“Long before Nikole Hannah-Jones won her Pulitzer Prize, courageous white southerners risking their lives standing up for the rights of blacks were winning Pulitzer prizes, too,” he wrote, per the emails obtained by The Assembly.
On Sunday, Hannah-Jones tweeted out the article published by The Assembly, calling it “great, if disappointing reporting,” while responding to one of the comments that Hussman reportedly made to UNC.
“Completely irrelevant to my credentials as a journalist, for the record, I’ve long credited Black and white race beat reporters with inspiring my own journalism,” she wrote. “This has been on the bio page of my web site for years.”
-Ida Bae Wells (@nhannahjones) May 30, 2021
In April, Hannah-Jones was offered a position as the Knight Chair in Race and Investigative Journalism at UNC.
However, after Hannah-Jones went through an extensive tenure process with the backing of faculty and the tenure committee, her application hit a roadblock with the UNC-Chapel Hill Board of Trustees.
The board of trustees is tasked with reviewing and approving tenure applications, and it declined to move forward with authorizing tenure for Hannah-Jones, who earned a master’s degree in journalism and mass communications from the university, as first reported by NC Policy Watch earlier this month.
On Friday, Hannah-Jones said that she was considering legal action against UNC, expressing that she had “no desire to bring turmoil or a political firestorm to the university” but felt “obligated to fight back against a wave of anti-democratic suppression.”

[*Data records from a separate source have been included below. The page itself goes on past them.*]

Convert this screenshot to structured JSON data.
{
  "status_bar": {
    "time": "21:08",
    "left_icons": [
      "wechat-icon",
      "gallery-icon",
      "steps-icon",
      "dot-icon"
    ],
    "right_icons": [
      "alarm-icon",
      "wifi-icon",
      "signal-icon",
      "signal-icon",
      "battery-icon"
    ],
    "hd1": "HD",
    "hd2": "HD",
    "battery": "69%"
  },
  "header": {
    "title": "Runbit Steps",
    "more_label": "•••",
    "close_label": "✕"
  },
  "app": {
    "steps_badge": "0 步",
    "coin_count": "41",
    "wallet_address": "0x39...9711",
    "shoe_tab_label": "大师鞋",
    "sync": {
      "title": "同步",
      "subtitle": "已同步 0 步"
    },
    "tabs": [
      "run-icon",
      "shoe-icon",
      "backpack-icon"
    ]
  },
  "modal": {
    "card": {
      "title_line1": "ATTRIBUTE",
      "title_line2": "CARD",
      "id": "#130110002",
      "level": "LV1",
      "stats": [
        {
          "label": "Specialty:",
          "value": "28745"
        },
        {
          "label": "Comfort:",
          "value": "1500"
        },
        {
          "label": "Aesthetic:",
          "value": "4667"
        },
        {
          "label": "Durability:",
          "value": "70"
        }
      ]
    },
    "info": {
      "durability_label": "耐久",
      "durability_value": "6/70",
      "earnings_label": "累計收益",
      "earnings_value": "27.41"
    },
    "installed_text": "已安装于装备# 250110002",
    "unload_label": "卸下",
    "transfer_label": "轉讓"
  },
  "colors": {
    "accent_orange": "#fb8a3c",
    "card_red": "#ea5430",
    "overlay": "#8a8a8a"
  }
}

“As a Black woman who has built a nearly two-decades long career in journalism, I believe Americans who research, study, and publish works that expose uncomfortable truths about the past and present manifestations of racism in our society should be able to follow these pursuits without risk to their civil and constitutional rights,” she said in a statement.